‘It would have done greater honor to the First Amendment if the rally organizers’ message — no matter how noxious — could in fact be heard.’

Shiva Ayyadurai, a Republican who is challenging Elizabeth Warren for her Senate seat and was a speaker at the rally, said that isolating the rally was “despicable.”

“They blocked free speech,” Ayyadurai said, referring to Boston Mayor Marty Walsh and Governor Charlie Baker.

The counterprotesters often chanted loudly, and sometimes profanely. There were thumping drums and shouts of “shame” and “we can’t hear you.” However, amid the noise were a number of polite, if passionate, encounters between the two sides.

James Leavitt, a 23-year-old from Weymouth, was sporting a Trump football shirt and explaining to a small group that he was at the rally to support free speech. He was driven by recent protests against conservative speakers at the University of California, Berkeley, he said.

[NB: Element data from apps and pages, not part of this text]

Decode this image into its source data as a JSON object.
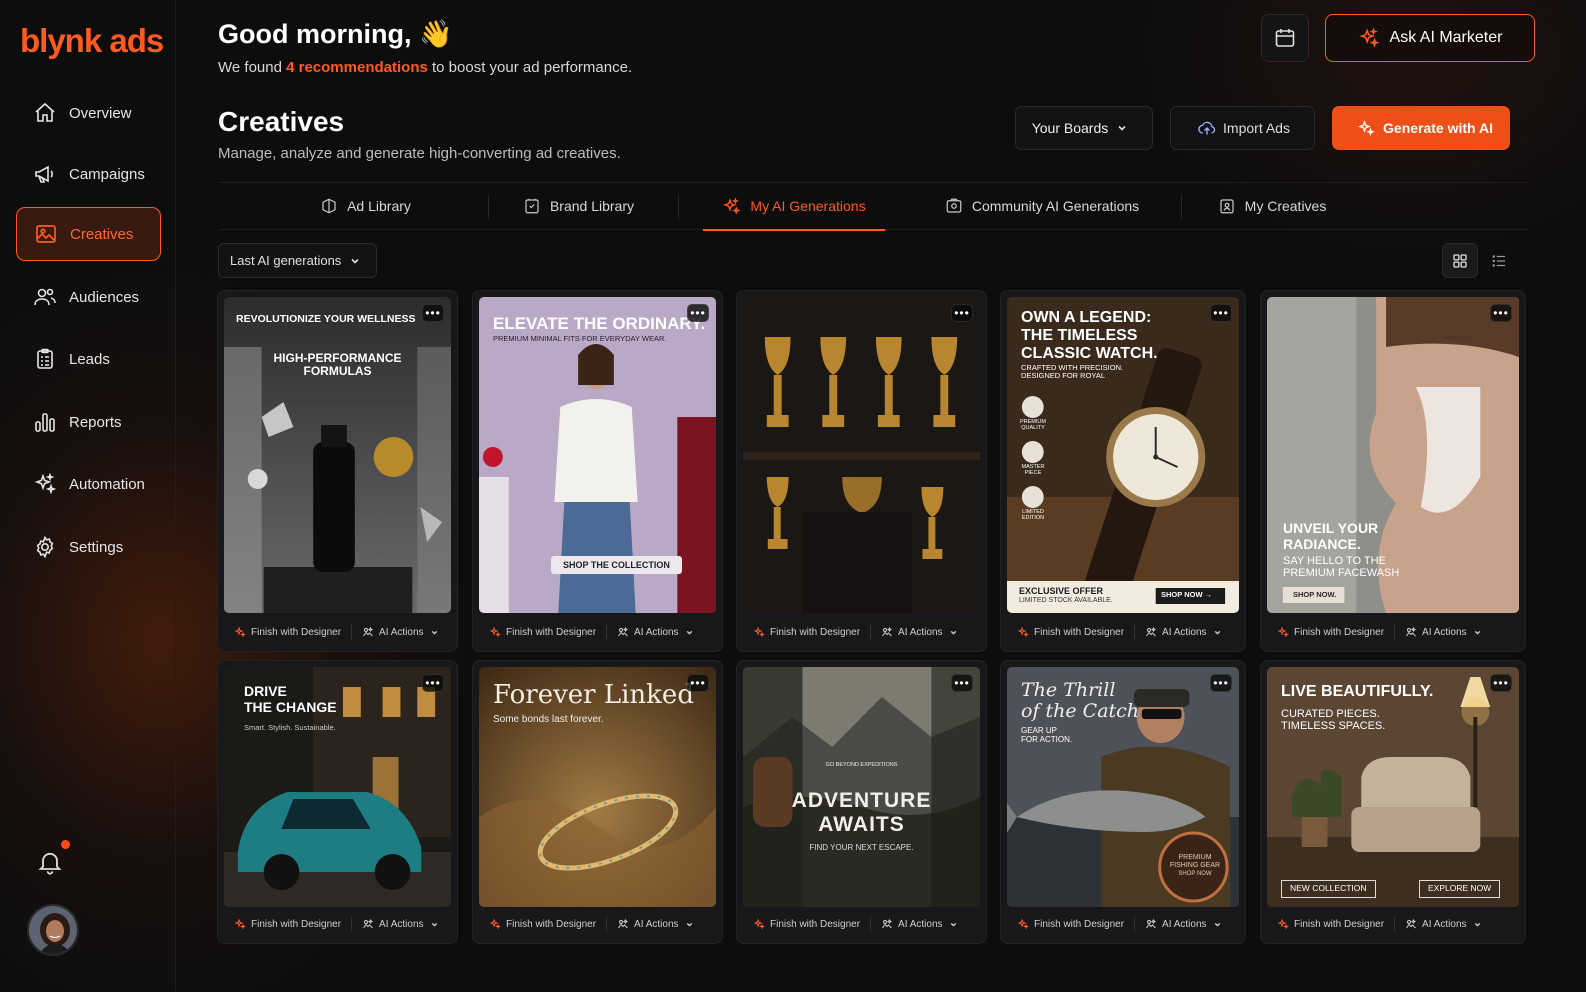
{
  "brand": {
    "logo_text": "blynk ads",
    "accent": "#ff5a1f"
  },
  "sidebar": {
    "items": [
      {
        "label": "Overview",
        "icon": "home-icon"
      },
      {
        "label": "Campaigns",
        "icon": "megaphone-icon"
      },
      {
        "label": "Creatives",
        "icon": "image-icon",
        "active": true
      },
      {
        "label": "Audiences",
        "icon": "users-icon"
      },
      {
        "label": "Leads",
        "icon": "clipboard-icon"
      },
      {
        "label": "Reports",
        "icon": "bar-chart-icon"
      },
      {
        "label": "Automation",
        "icon": "sparkles-icon"
      },
      {
        "label": "Settings",
        "icon": "gear-icon"
      }
    ],
    "notification_icon": "bell-icon",
    "avatar_icon": "user-avatar"
  },
  "header": {
    "greeting": "Good morning, 👋",
    "subtitle_prefix": "We found ",
    "subtitle_highlight": "4 recommendations",
    "subtitle_suffix": " to boost your ad performance.",
    "ask_ai_label": "Ask AI Marketer"
  },
  "page": {
    "title": "Creatives",
    "description": "Manage, analyze and generate high-converting ad creatives.",
    "boards_label": "Your Boards",
    "import_label": "Import Ads",
    "generate_label": "Generate with AI"
  },
  "tabs": [
    {
      "label": "Ad Library"
    },
    {
      "label": "Brand Library"
    },
    {
      "label": "My AI Generations",
      "active": true
    },
    {
      "label": "Community AI Generations"
    },
    {
      "label": "My Creatives"
    }
  ],
  "filter": {
    "label": "Last AI generations"
  },
  "view_toggle": {
    "active": "grid"
  },
  "card_actions": {
    "finish": "Finish with Designer",
    "ai": "AI Actions",
    "more": "•••"
  },
  "cards": [
    {
      "texts": [
        "REVOLUTIONIZE YOUR WELLNESS",
        "HIGH-PERFORMANCE",
        "FORMULAS"
      ]
    },
    {
      "texts": [
        "ELEVATE THE ORDINARY.",
        "PREMIUM MINIMAL FITS FOR EVERYDAY WEAR.",
        "SHOP THE COLLECTION"
      ]
    },
    {
      "texts": []
    },
    {
      "texts": [
        "OWN A LEGEND:",
        "THE TIMELESS",
        "CLASSIC WATCH.",
        "CRAFTED WITH PRECISION.",
        "DESIGNED FOR ROYAL",
        "PREMIUM QUALITY",
        "MASTER PIECE",
        "LIMITED EDITION",
        "EXCLUSIVE OFFER",
        "LIMITED STOCK AVAILABLE.",
        "SHOP NOW →"
      ]
    },
    {
      "texts": [
        "RADIANT",
        "UNVEIL YOUR",
        "RADIANCE.",
        "SAY HELLO TO THE",
        "PREMIUM FACEWASH",
        "SHOP NOW."
      ]
    },
    {
      "texts": [
        "DRIVE",
        "THE CHANGE",
        "Smart. Stylish. Sustainable."
      ]
    },
    {
      "texts": [
        "Forever Linked",
        "Some bonds last forever."
      ]
    },
    {
      "texts": [
        "GO BEYOND EXPEDITIONS",
        "ADVENTURE",
        "AWAITS",
        "FIND YOUR NEXT ESCAPE."
      ]
    },
    {
      "texts": [
        "The Thrill",
        "of the Catch",
        "GEAR UP",
        "FOR ACTION.",
        "PREMIUM",
        "FISHING GEAR",
        "SHOP NOW"
      ]
    },
    {
      "texts": [
        "LIVE BEAUTIFULLY.",
        "CURATED PIECES.",
        "TIMELESS SPACES.",
        "NEW COLLECTION",
        "EXPLORE NOW"
      ]
    }
  ]
}
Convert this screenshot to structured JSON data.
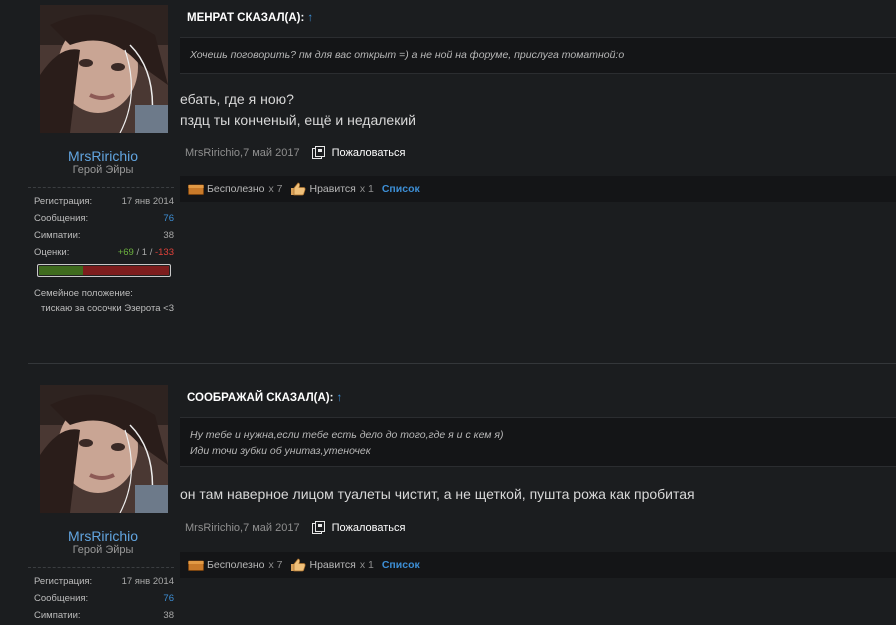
{
  "posts": [
    {
      "user": {
        "name": "MrsRirichio",
        "title": "Герой Эйры",
        "stats": [
          {
            "label": "Регистрация:",
            "value": "17 янв 2014"
          },
          {
            "label": "Сообщения:",
            "value": "76"
          },
          {
            "label": "Симпатии:",
            "value": "38"
          }
        ],
        "rating_label": "Оценки:",
        "rating_pos": "+69",
        "rating_sep1": " / ",
        "rating_neutral": "1",
        "rating_sep2": " / ",
        "rating_neg": "-133",
        "rating_positive_fraction": 0.34,
        "family_label": "Семейное положение:",
        "family_value": "тискаю за сосочки Эзерота <3"
      },
      "quote_header": "МЕНРАТ СКАЗАЛ(А):",
      "quote_arrow": "↑",
      "quote_lines": [
        "Хочешь поговорить? пм для вас открыт =) а не ной на форуме, прислуга томатной:о"
      ],
      "message_lines": [
        "ебать, где я ною?",
        "пздц ты конченый, ещё и недалекий"
      ],
      "meta": {
        "author": "MrsRirichio",
        "date": "7 май 2017",
        "report": "Пожаловаться"
      },
      "ratings": {
        "useless": "Бесполезно",
        "useless_count": "x 7",
        "like": "Нравится",
        "like_count": "x 1",
        "list": "Список"
      }
    },
    {
      "user": {
        "name": "MrsRirichio",
        "title": "Герой Эйры",
        "stats": [
          {
            "label": "Регистрация:",
            "value": "17 янв 2014"
          },
          {
            "label": "Сообщения:",
            "value": "76"
          },
          {
            "label": "Симпатии:",
            "value": "38"
          }
        ]
      },
      "quote_header": "СООБРАЖАЙ СКАЗАЛ(А):",
      "quote_arrow": "↑",
      "quote_lines": [
        "Ну тебе и нужна,если тебе есть дело до того,где я и с кем я)",
        "Иди точи зубки об унитаз,утеночек"
      ],
      "message_lines": [
        "он там наверное лицом туалеты чистит, а не щеткой, пушта рожа как пробитая"
      ],
      "meta": {
        "author": "MrsRirichio",
        "date": "7 май 2017",
        "report": "Пожаловаться"
      },
      "ratings": {
        "useless": "Бесполезно",
        "useless_count": "x 7",
        "like": "Нравится",
        "like_count": "x 1",
        "list": "Список"
      }
    }
  ],
  "colors": {
    "username": "#62a5e0",
    "link": "#3d8fd6",
    "positive": "#6db33f",
    "negative": "#e0413a"
  }
}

“I think everyone should be able to have an opinion, as long as they’re not hurting anyone,’’ Leavitt said. As several counterprotesters challenged Leavitt, Jeremy Herrell, a conservative blogger from Claremont, N.H., applauded the group.

“I wish there was more of this going on,’’ he said of the cordial exchange.

The temperature heated, however, after the rally participants were ushered off the Common to vans parked at the edge of the Common, on Boylston Street. Several hundred counterprotesters blocked the exit for about 45 minutes, shouting, “Make them walk,” until police wearing riot gear and carrying sticks finally pushed the counterprotesters out of the way.

The American Civil Liberties Union had sued the city of Charlottesville on behalf of the march organizers there, arguing for their right to hold their event. But members of the Boston ACLU on Saturday marched with counterprotesters here.

“Given those overwhelming numbers, and in light of last week’s horrible violence in Charlottesville, it was understandable for the police to try to keep some physical space between different groups who came out today,’’ ACLU Massachusetts executive director Carol Rose said in a statement.

“[But] if the Boston Police Department created buffer zones to intentionally limit journalists’ and [others’] access to speakers on the Boston Common, it would raise serious constitutional concerns.”

Aimee Ortiz, Jan Ransom, Dan Adams, and Cristela Guerra of the Globe staff contributed to this report. Beth Healy can be reached at beth.healy@globe.
com
. Follow her on Twitter @HealyBeth.